The following table shows GTLT's historical financials, as well as unofficial pro forma estimate for 2012.

On April 30, 2012, GTLT bought competitor nLayer for $18 million; $12 million of the consideration was paid in cash, and the remaining $6 million was in the form of an earn-out. GTLT financed the deal almost entirely with debt. nLayer published 2011 revenue and EBITDA results of $15 million and $2.6 million respectively, but by the time GTLT bought nLayer, nLayer's EBITDA had risen to a ~$3.5 million annual run-rate. Assuming the earn-out is paid in full, GTLT bought nLayer for approximately 5x EV/EBITDA.

nLayer was a private provider of IP transit and Ethernet transport, and the deal brought valuable physical and intangible assets to GTLT. nLayer had invested more than $4 million over the previous two years to outfit its important data center locations with new Juniper equipment, and its CTO Richard Steenbergen is extremely well-regarded within the industry. He has become GTLT's CTO.

GTLT produced $3.5 million of EBITDA in the most recent quarter (9/30/12), and today the combined entity is operating at an EBITDA run-rate of $14 million. The company is still in the process of eliminating redundant costs between the two organizations, and those cost reductions, combined with even modest revenue growth, position GTLT to generate approximately $15 to $17 million of EBITDA in 2013.

It is important to stress that a large portion of GTLT's EBITDA will be available to the company in the form of free cash flow. As a result of the acquisitions GTLT has made, depreciation expense is quite high, at roughly 8% of sales, but actual capital expenditures are de minimis, averaging less than 1% of sales. Capital expenditures spiked up the September quarter because GTLT spent money to outfit its non-nLayer network locations with nLayer-matching Juniper routers, but this large expenditure is not recurring.

Combine the discrepancy between D&A and CapEx with GTLT's tax shield, and you have a recipe for very high free cash flow. At $14 million of EBITDA, $4 million of interest expense, negligible CapEx, and 19 million shares, GTLT's run-rate FCF is about $0.50 per share.

Net debt is currently at 2.3x pro forma EBITDA. The steady nature of GTLT's business has allowed the company to use debt to fund acquisitions. The company is already generating strong EBITDA as a result of the nLayer acquisition, and I would not be surprised by another acquisition soon. There are numerous small private competitors fit for acquisition. Some of them have trouble competing with GTLT's scale and may look to sell out.

Finally, no write-up of GTLT would be complete without a mention of the management team. GTLT's CEO, Rick Calder, owns 6% of the company and has recently bought additional shares in the open market. He has an MBA from Harvard and a B.S. from Yale. He is a skilled operator and is very focused on growing GTLT. The company's 20 straight quarters of growth in EBITDA per share are a testament to his ability and focus. Further, every acquisition the company has made under his watch has resulted in significant growth in the per-share intrinsic value of GTLT.

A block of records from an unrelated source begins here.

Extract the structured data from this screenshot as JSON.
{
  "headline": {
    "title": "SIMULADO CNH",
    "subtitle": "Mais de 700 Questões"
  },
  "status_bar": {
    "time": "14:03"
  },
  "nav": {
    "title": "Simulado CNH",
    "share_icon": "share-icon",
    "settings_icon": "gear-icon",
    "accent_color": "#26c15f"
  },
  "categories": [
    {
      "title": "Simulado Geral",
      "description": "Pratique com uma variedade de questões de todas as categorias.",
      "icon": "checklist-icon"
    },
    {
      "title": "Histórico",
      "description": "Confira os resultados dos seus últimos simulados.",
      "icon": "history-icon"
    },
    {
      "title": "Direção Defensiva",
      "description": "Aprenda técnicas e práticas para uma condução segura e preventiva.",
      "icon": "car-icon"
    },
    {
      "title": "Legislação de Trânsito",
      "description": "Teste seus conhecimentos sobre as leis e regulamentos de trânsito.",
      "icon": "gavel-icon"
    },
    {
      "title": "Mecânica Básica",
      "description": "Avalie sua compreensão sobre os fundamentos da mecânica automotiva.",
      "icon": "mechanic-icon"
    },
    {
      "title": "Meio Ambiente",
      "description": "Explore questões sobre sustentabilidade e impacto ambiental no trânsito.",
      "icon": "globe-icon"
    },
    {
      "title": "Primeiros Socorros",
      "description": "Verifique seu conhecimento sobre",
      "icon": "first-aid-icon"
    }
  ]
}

GTLT's Executive Chairman, Brian Thompson, is intimately involved in the operations of GTLT as well. Mr. Thompson also runs a telecom private equity fund that is GTLT's largest investor, owning 27% of the shares outstanding. The fund has recently bought shares in the open market. Mr. Thompson has an MBA from Harvard.

As this title's article suggests, GTLT insiders are active buyers of the company's stock--despite already owning more than 40% of the company. For most of the GTLT's short public history, insiders have been consistent buyers. Since October of 2006, they have purchased a total of 2,215,858 shares - 12% of the shares outstanding - at an aggregate purchase price of $2.56M. In total, 14 different insiders have made purchases, including directors, executives and VPs. Insiders have continued purchasing shares even after the stock's recent move. Since the end of March, Brian Thompson has bought stock six times, with his purchases totaling 66,700 shares for $153,933. In early June, Rick Calder bought 10,000 shares for $20,900.

Source: GTLT: See What Insiders See - A Growing Company For 5x Cash Earnings